It’d be wise to test the script as soon as possible. If it fails to work, double check that you’ve entered the correct path in the AppleScript as that’s the most likely point of failure. Let’s suppose your hard disk is called ‘Macintosh HD’, your user name is “Mack” and the folder you want to save the attachments in is “Invoices From Acme”, then the set attachmentsFolder line should look like this:

set attachmentsFolder to "Volumes:Macintosh HD:Users:Mack:Invoices From Acme:" as rich text

You must ensure you’ve already created the folder ‘Invoices From Acme’ before running the script. Also, be sure you don’t forget the trailing colon at the end of the path and that you have a matching pair of opening and closing quotes around the path name.

Any problems, drop me a comment below and I’ll try to help you out. Good luck and enjoy! :)


FastTasks version 1.18 released! 💥

FastTasks v.118

I’ve just posted an incremental update to my free system utility, FastTasks. The update fixes a bottleneck in the launch code that caused FastTasks to take excessively long to load. I’ve also added the System Uptime, which you can also refresh with the new keyboard shortcut, ‘command-U’.

FastTasks saves you having to role up your sleeves and get mired in the exotic world of Terminal’s command line for a number of common tasks. FastTasks v1.18 offers you system info down the left side of the panel, all of which can be updated by the shortcuts displayed on the panel, and access to some common Terminal commands on the right.

If you haven’t tried FastTasks yet (or got tired of the slow launch times with the old version), this is a great time to grab a free copy of v1.18 as I’ll soon be replacing the app by FastTasks 2.0, a paid-for app with a whole new interface and extra functions. Nevertheless, support for FastTasks 1 will continue and bug fixes will still be forthcoming as necessary. Grab it while you can, folks! :)
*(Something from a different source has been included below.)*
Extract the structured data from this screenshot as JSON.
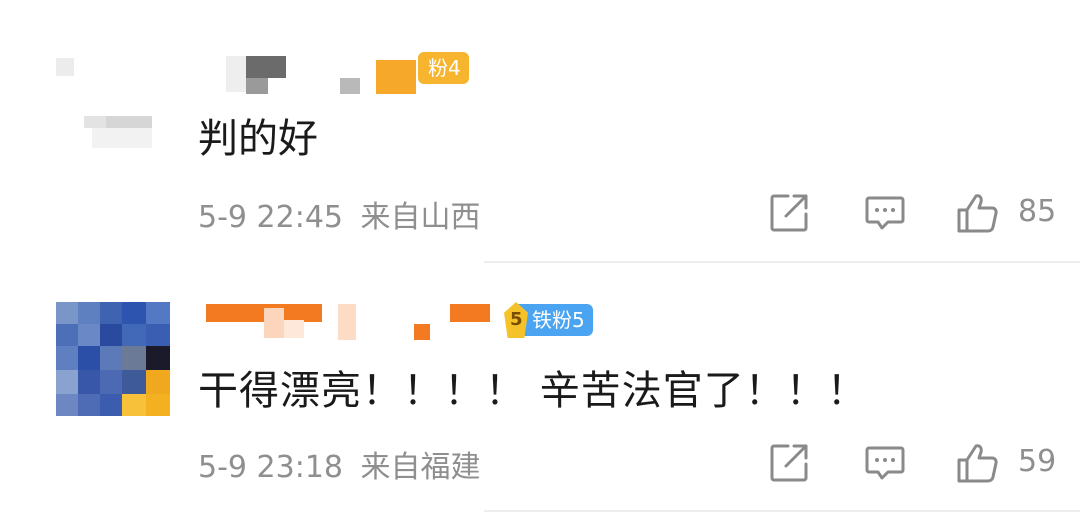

Download FastTasks v1.18 from here…

Note: FastTasks requires OS X 10.6.8 or higher


%d bloggers like this: